For twenty years, the Dr. Dan Reid Memorial Challenge Recital (DRM) brought piping, and the best music of the great Highland bagpipe, to Northern California. The brainchild of Dr Dan Reid, P/M Ozzie Reid, and Mr. John Dickson, it started as vision to create a forum in which the instrument and recitalists were optimally presented. Sadly, Dr. Reid never saw the fruition of his dream as he and his wife Barbara were killed in a mountaineering accident on Mt. Kenya in 1991.
By Charlie Martin
Starting in 1992, organizers P/M Ozzie Reid, Mr John Dickson, and the DRM Committee, with the sponsorship of the St. Andrew’s Society of San Francisco Foundation, brought the best exponents of the GHB to San Francisco as both competitors and judges with a competition format designed to challenge the best of the best.
Until the last event in 2011, this competition without a doubt bore the mark of P/M Ozzie Reid (no relation to Dr. Reid).
He presented such challenges as the use of a required restricted tune list; MSRs of two marches, strathspeys, and reels; a jig/hornpipe event; the selection of two-parted strathspeys and reels for MSRs; 20th Century piobaireachd; and a recital format. All were designed to challenge the competitor and entertain the listener. In 1997, the DRM added the Cameron Gillies Championship to similarly test three up-and-coming competitors.
From the beginning, the contest was professionally recorded. This produced a music library on five cassette tapes and fourteen CDs that present the top performances of the day. Containing over 149 tracks with hundreds of tunes, this collection presents an unparalleled library of the best artists, playing the best of our music.
However, access to this collection was limited to those who had a relatively limited number of recordings. Additionally, with cassette tapes obsolete, and CDs becoming so, it became apparent the library would be lost to time and technology.

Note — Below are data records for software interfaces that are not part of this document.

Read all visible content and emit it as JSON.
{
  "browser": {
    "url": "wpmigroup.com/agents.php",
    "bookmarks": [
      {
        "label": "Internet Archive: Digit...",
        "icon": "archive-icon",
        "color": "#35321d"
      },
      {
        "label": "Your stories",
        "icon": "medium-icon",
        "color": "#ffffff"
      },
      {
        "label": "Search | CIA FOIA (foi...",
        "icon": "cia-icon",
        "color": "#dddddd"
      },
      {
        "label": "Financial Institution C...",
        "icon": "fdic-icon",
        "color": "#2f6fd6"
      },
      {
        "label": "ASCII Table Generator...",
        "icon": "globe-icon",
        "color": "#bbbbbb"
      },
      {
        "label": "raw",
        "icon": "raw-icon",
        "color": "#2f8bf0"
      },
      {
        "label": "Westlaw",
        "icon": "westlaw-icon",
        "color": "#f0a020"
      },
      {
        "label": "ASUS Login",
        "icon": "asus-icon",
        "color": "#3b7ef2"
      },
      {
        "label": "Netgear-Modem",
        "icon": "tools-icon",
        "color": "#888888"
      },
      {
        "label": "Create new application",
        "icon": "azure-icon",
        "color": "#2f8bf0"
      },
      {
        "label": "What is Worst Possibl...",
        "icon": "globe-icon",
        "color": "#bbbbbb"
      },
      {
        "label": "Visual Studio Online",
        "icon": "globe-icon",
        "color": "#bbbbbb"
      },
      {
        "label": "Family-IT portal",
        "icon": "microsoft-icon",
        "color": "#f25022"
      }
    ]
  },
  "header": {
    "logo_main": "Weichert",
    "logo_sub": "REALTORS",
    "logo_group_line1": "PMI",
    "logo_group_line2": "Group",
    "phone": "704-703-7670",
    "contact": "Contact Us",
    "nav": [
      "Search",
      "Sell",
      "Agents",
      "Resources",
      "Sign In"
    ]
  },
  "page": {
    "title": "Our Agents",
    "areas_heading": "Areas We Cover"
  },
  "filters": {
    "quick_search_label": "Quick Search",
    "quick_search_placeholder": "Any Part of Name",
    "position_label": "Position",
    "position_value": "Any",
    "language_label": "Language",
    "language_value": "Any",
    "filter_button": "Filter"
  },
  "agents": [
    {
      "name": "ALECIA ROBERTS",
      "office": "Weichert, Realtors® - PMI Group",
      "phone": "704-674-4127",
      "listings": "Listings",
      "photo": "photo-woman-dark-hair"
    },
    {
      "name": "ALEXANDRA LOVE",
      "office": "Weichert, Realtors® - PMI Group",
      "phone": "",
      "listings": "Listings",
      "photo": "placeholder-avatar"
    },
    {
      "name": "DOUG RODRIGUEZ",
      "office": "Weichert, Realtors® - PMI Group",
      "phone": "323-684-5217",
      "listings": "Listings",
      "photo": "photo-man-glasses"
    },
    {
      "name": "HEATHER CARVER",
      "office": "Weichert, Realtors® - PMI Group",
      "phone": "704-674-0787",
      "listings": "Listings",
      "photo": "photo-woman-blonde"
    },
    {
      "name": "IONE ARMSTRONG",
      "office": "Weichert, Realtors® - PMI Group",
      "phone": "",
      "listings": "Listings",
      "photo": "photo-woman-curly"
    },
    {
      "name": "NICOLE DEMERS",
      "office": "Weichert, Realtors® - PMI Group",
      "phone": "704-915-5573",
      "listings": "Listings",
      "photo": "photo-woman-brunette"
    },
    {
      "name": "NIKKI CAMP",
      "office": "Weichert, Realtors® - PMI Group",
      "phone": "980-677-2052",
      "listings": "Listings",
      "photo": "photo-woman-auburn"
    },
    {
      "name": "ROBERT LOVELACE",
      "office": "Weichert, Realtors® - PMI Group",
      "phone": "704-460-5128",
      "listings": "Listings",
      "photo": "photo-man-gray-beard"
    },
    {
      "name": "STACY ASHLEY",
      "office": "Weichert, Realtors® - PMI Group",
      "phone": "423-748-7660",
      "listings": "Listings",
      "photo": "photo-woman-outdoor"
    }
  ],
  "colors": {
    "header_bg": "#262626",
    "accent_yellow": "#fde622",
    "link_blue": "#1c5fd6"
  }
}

In 2020, The St. Andrew’s Society of San Francisco Foundation, presenters of the DRM, decided to bring the entire library together in one format and make it available to the greater piping community. To do so, the cassette tapes were digitized, and all the recordings were brought to one platform. Additionally, 25 recordings from the 2010 DRM that were never produced, were remastered. The DRM Music Library can now be made available to the greater piping community.
The St. Andrew’s Society of San Francisco Foundation is a charitable organization created to foster excellence in piping and the promotion of the music of the great Highland bagpipe. The Foundation decided to further this goal through the distribution of the DRM Music Library for non-commercial use to notable institutions known to share the same goals.
To this end the National Piping Center, the College of Piping and Celtic Performing Arts PEI, the School of Piping, Australia and the Celtic Arts Foundation, WA, received the entire library. The Piobaireachd Society received the collection of 77 piobaireachd and urlars.
By showcasing the best players playing the best music available for offer, the Foundation hopes the library will offer inspiration and instruction to anyone who wishes to produce their own best.
The St. Andrew’s Society of San Francisco Foundation deserves a round of applause for ensuring the legacy of the DRM and the unparalleled Music Library is not lost to time.
The Foundation wants to thank P/M Ozzie Reid for his labour of love in creating the DRM and keeping the original recordings and Mr Jack Lee and Mr Bruce Gandy for their continued advice during the process, plus all the 2010 competitors who assisted in compiling and editing the recordings and reviewing the work. Also, former DRM Committee members Robert Boyd, Andrea Jones and Terry Hunter who provided tapes, CDs and material review during the project.